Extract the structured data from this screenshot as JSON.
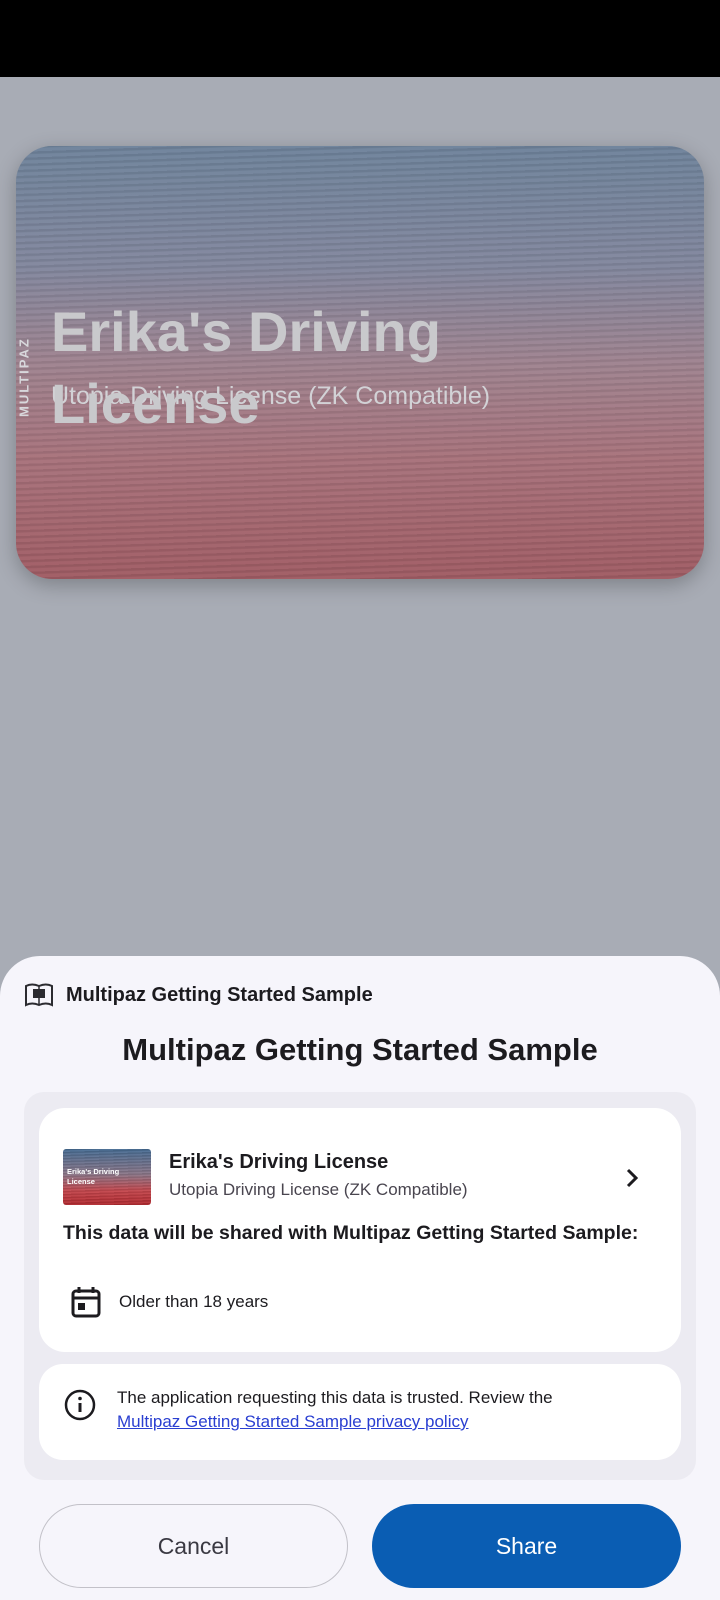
{
  "background_card": {
    "brand": "MULTIPAZ",
    "title": "Erika's Driving License",
    "subtitle": "Utopia Driving License (ZK Compatible)"
  },
  "sheet": {
    "app_name": "Multipaz Getting Started Sample",
    "title": "Multipaz Getting Started Sample",
    "document": {
      "thumb_title": "Erika's Driving License",
      "name": "Erika's Driving License",
      "type": "Utopia Driving License (ZK Compatible)"
    },
    "share_heading": "This data will be shared with Multipaz Getting Started Sample:",
    "claims": [
      {
        "icon": "calendar-icon",
        "label": "Older than 18 years"
      }
    ],
    "trust": {
      "text": "The application requesting this data is trusted. Review the",
      "link": "Multipaz Getting Started Sample privacy policy"
    },
    "buttons": {
      "cancel": "Cancel",
      "share": "Share"
    }
  },
  "colors": {
    "share_button": "#0a5db3",
    "link": "#2a3fd1",
    "sheet_background": "#f6f5fb"
  }
}
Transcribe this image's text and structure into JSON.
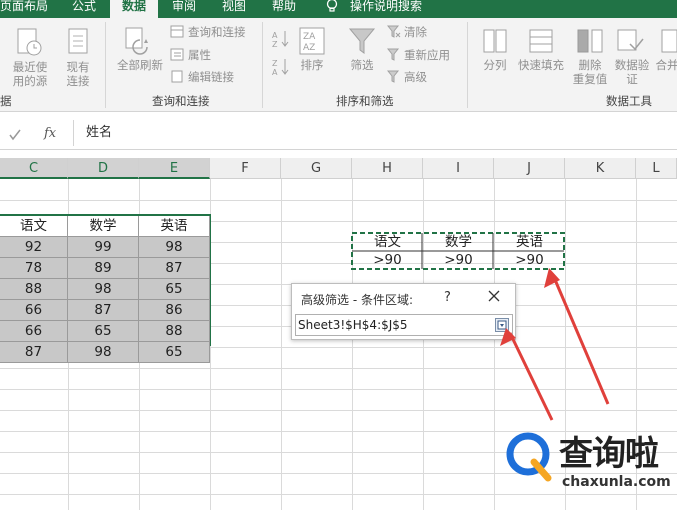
{
  "tabs": [
    {
      "label": "页面布局"
    },
    {
      "label": "公式"
    },
    {
      "label": "数据"
    },
    {
      "label": "审阅"
    },
    {
      "label": "视图"
    },
    {
      "label": "帮助"
    },
    {
      "label": "操作说明搜索"
    }
  ],
  "ribbon": {
    "get_data": {
      "recent_line1": "最近使",
      "recent_line2": "用的源",
      "existing_line1": "现有",
      "existing_line2": "连接",
      "group_label": "据"
    },
    "queries": {
      "refresh_all": "全部刷新",
      "queries_connections": "查询和连接",
      "properties": "属性",
      "edit_links": "编辑链接",
      "group_label": "查询和连接"
    },
    "sort_filter": {
      "sort": "排序",
      "filter": "筛选",
      "clear": "清除",
      "reapply": "重新应用",
      "advanced": "高级",
      "group_label": "排序和筛选"
    },
    "data_tools": {
      "text_to_columns": "分列",
      "flash_fill": "快速填充",
      "remove_dup_line1": "删除",
      "remove_dup_line2": "重复值",
      "validation_line1": "数据验",
      "validation_line2": "证",
      "consolidate": "合并",
      "group_label": "数据工具"
    }
  },
  "formula_bar": {
    "fx": "fx",
    "content": "姓名"
  },
  "columns": [
    "C",
    "D",
    "E",
    "F",
    "G",
    "H",
    "I",
    "J",
    "K",
    "L"
  ],
  "table": {
    "headers": [
      "语文",
      "数学",
      "英语"
    ],
    "rows": [
      [
        "92",
        "99",
        "98"
      ],
      [
        "78",
        "89",
        "87"
      ],
      [
        "88",
        "98",
        "65"
      ],
      [
        "66",
        "87",
        "86"
      ],
      [
        "66",
        "65",
        "88"
      ],
      [
        "87",
        "98",
        "65"
      ]
    ]
  },
  "criteria": {
    "headers": [
      "语文",
      "数学",
      "英语"
    ],
    "values": [
      ">90",
      ">90",
      ">90"
    ]
  },
  "dialog": {
    "title": "高级筛选 - 条件区域:",
    "help": "?",
    "value": "Sheet3!$H$4:$J$5"
  },
  "watermark": {
    "brand": "查询啦",
    "url": "chaxunla.com"
  },
  "colors": {
    "excel_green": "#217346",
    "arrow_red": "#e0403b",
    "selection_gray": "#c8c8c8"
  }
}
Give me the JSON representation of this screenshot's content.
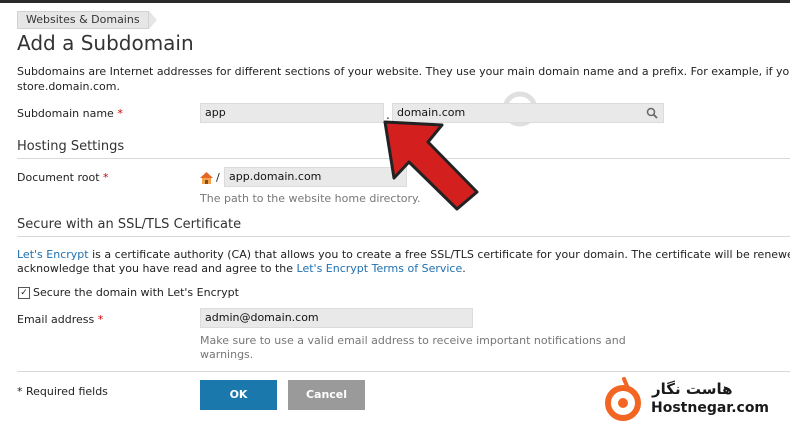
{
  "breadcrumb": "Websites & Domains",
  "page_title": "Add a Subdomain",
  "intro": {
    "line1": "Subdomains are Internet addresses for different sections of your website. They use your main domain name and a prefix. For example, if your domain",
    "line2": "store.domain.com."
  },
  "subdomain": {
    "label": "Subdomain name",
    "required_mark": "*",
    "value": "app",
    "dot": ".",
    "domain_value": "domain.com"
  },
  "hosting": {
    "title": "Hosting Settings",
    "doc_root_label": "Document root",
    "required_mark": "*",
    "slash": "/",
    "doc_root_value": "app.domain.com",
    "doc_root_hint": "The path to the website home directory."
  },
  "ssl": {
    "title": "Secure with an SSL/TLS Certificate",
    "lets_encrypt_link": "Let's Encrypt",
    "para1_rest": " is a certificate authority (CA) that allows you to create a free SSL/TLS certificate for your domain. The certificate will be renewed automatic",
    "para2_start": "acknowledge that you have read and agree to the ",
    "terms_link": "Let's Encrypt Terms of Service",
    "para2_end": ".",
    "checkbox_label": "Secure the domain with Let's Encrypt",
    "checkbox_checked": true,
    "email_label": "Email address",
    "required_mark": "*",
    "email_value": "admin@domain.com",
    "email_hint_1": "Make sure to use a valid email address to receive important notifications and",
    "email_hint_2": "warnings."
  },
  "footer": {
    "required_note": "* Required fields",
    "ok_label": "OK",
    "cancel_label": "Cancel"
  },
  "brand": {
    "name_fa": "هاست نگار",
    "name_en": "Hostnegar.com"
  },
  "colors": {
    "link": "#1e6fb0",
    "ok_button": "#1b78ad",
    "cancel_button": "#9a9a9a",
    "arrow": "#d41f1f",
    "brand_orange": "#f26522"
  }
}
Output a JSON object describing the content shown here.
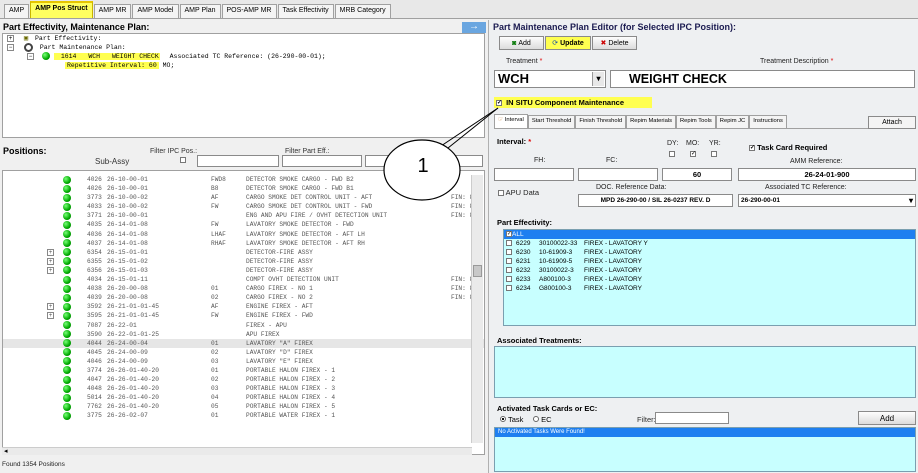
{
  "tabs": [
    "AMP",
    "AMP Pos Struct",
    "AMP MR",
    "AMP Model",
    "AMP Plan",
    "POS-AMP MR",
    "Task Effectivity",
    "MRB Category"
  ],
  "left": {
    "title": "Part Effectivity, Maintenance Plan:",
    "tree": {
      "node1": "Part Effectivity:",
      "node2": "Part Maintenance Plan:",
      "node3_code": "1614",
      "node3_task": "WCH",
      "node3_desc": "WEIGHT CHECK",
      "node3_ref": "Associated TC Reference: (26-290-00-01);",
      "node4": "Repetitive Interval:",
      "node4_val": "60",
      "node4_unit": "MO;"
    },
    "positions_title": "Positions:",
    "sub_assy_label": "Sub-Assy",
    "filter_ipc_label": "Filter IPC Pos.:",
    "filter_part_label": "Filter Part Eff.:",
    "rows": [
      [
        "4026",
        "26-10-00-01",
        "FWD8",
        "DETECTOR SMOKE CARGO - FWD B2",
        ""
      ],
      [
        "4026",
        "26-10-00-01",
        "B8",
        "DETECTOR SMOKE CARGO - FWD B1",
        ""
      ],
      [
        "3773",
        "26-10-00-02",
        "AF",
        "CARGO SMOKE DET CONTROL UNIT - AFT",
        "FIN: 8G2"
      ],
      [
        "4033",
        "26-10-00-02",
        "FW",
        "CARGO SMOKE DET CONTROL UNIT - FWD",
        "FIN: 8G2"
      ],
      [
        "3771",
        "26-10-00-01",
        "",
        "ENG AND APU FIRE / OVHT DETECTION UNIT",
        "FIN: 80C"
      ],
      [
        "4035",
        "26-14-01-08",
        "FW",
        "LAVATORY SMOKE DETECTOR - FWD",
        ""
      ],
      [
        "4036",
        "26-14-01-08",
        "LHAF",
        "LAVATORY SMOKE DETECTOR - AFT LH",
        ""
      ],
      [
        "4037",
        "26-14-01-08",
        "RHAF",
        "LAVATORY SMOKE DETECTOR - AFT RH",
        ""
      ],
      [
        "6354",
        "26-15-01-01",
        "",
        "DETECTOR-FIRE ASSY",
        ""
      ],
      [
        "6355",
        "26-15-01-02",
        "",
        "DETECTOR-FIRE ASSY",
        ""
      ],
      [
        "6356",
        "26-15-01-03",
        "",
        "DETECTOR-FIRE ASSY",
        ""
      ],
      [
        "4034",
        "26-15-01-11",
        "",
        "COMPT OVHT DETECTION UNIT",
        "FIN: 80C"
      ],
      [
        "4038",
        "26-20-00-08",
        "01",
        "CARGO FIREX - NO 1",
        "FIN: 8G2"
      ],
      [
        "4039",
        "26-20-00-08",
        "02",
        "CARGO FIREX - NO 2",
        "FIN: 8G2"
      ],
      [
        "3592",
        "26-21-01-01-45",
        "AF",
        "ENGINE FIREX - AFT",
        ""
      ],
      [
        "3595",
        "26-21-01-01-45",
        "FW",
        "ENGINE FIREX - FWD",
        ""
      ],
      [
        "7087",
        "26-22-01",
        "",
        "FIREX - APU",
        ""
      ],
      [
        "3590",
        "26-22-01-01-25",
        "",
        "APU FIREX",
        ""
      ],
      [
        "4044",
        "26-24-00-04",
        "01",
        "LAVATORY \"A\" FIREX",
        ""
      ],
      [
        "4045",
        "26-24-00-09",
        "02",
        "LAVATORY \"D\" FIREX",
        ""
      ],
      [
        "4046",
        "26-24-00-09",
        "03",
        "LAVATORY \"E\" FIREX",
        ""
      ],
      [
        "3774",
        "26-26-01-40-20",
        "01",
        "PORTABLE HALON FIREX - 1",
        ""
      ],
      [
        "4047",
        "26-26-01-40-20",
        "02",
        "PORTABLE HALON FIREX - 2",
        ""
      ],
      [
        "4048",
        "26-26-01-40-20",
        "03",
        "PORTABLE HALON FIREX - 3",
        ""
      ],
      [
        "5014",
        "26-26-01-40-20",
        "04",
        "PORTABLE HALON FIREX - 4",
        ""
      ],
      [
        "7762",
        "26-26-01-40-20",
        "05",
        "PORTABLE HALON FIREX - 5",
        ""
      ],
      [
        "3775",
        "26-26-02-07",
        "01",
        "PORTABLE WATER FIREX - 1",
        ""
      ]
    ],
    "status": "Found 1354 Positions"
  },
  "right": {
    "title": "Part Maintenance Plan Editor (for Selected IPC Position):",
    "add_label": "Add",
    "update_label": "Update",
    "delete_label": "Delete",
    "treatment_label": "Treatment",
    "treatment_desc_label": "Treatment Description",
    "required_mark": "*",
    "treatment_value": "WCH",
    "treatment_desc_value": "WEIGHT CHECK",
    "insitu_label": "IN SITU Component Maintenance",
    "subtabs": [
      "Interval",
      "Start Threshold",
      "Finish Threshold",
      "Repim Materials",
      "Repim Tools",
      "Repim JC",
      "Instructions"
    ],
    "attach_label": "Attach",
    "interval_label": "Interval:",
    "dy_label": "DY:",
    "mo_label": "MO:",
    "yr_label": "YR:",
    "task_card_label": "Task Card Required",
    "fh_label": "FH:",
    "fc_label": "FC:",
    "interval_value": "60",
    "amm_ref_label": "AMM Reference:",
    "amm_ref_value": "26-24-01-900",
    "apu_label": "APU Data",
    "doc_ref_label": "DOC. Reference Data:",
    "doc_ref_value": "MPD 26-290-00 / SIL 26-0237 REV. D",
    "assoc_tc_label": "Associated TC Reference:",
    "assoc_tc_value": "26-290-00-01",
    "part_eff_label": "Part Effectivity:",
    "part_eff_all": "ALL",
    "part_eff": [
      [
        "6229",
        "30100022-33",
        "FIREX - LAVATORY Y"
      ],
      [
        "6230",
        "10-61909-3",
        "FIREX - LAVATORY"
      ],
      [
        "6231",
        "10-61909-5",
        "FIREX - LAVATORY"
      ],
      [
        "6232",
        "30100022-3",
        "FIREX - LAVATORY"
      ],
      [
        "6233",
        "A800100-3",
        "FIREX - LAVATORY"
      ],
      [
        "6234",
        "G800100-3",
        "FIREX - LAVATORY"
      ]
    ],
    "assoc_treat_label": "Associated Treatments:",
    "activated_label": "Activated Task Cards or EC:",
    "task_radio": "Task",
    "ec_radio": "EC",
    "filter_label": "Filter:",
    "add2_label": "Add",
    "no_tasks": "No Activated Tasks Were Found!"
  },
  "callout": "1",
  "colors": {
    "highlight": "#ffff50",
    "cyan": "#c8ffff",
    "blue_sel": "#1e7ff0"
  }
}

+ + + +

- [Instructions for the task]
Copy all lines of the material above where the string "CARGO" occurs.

- [Result]
        "DETECTOR SMOKE CARGO - FWD B2",
        "DETECTOR SMOKE CARGO - FWD B1",
        "CARGO SMOKE DET CONTROL UNIT - AFT",
        "CARGO SMOKE DET CONTROL UNIT - FWD",
        "CARGO FIREX - NO 1",
        "CARGO FIREX - NO 2",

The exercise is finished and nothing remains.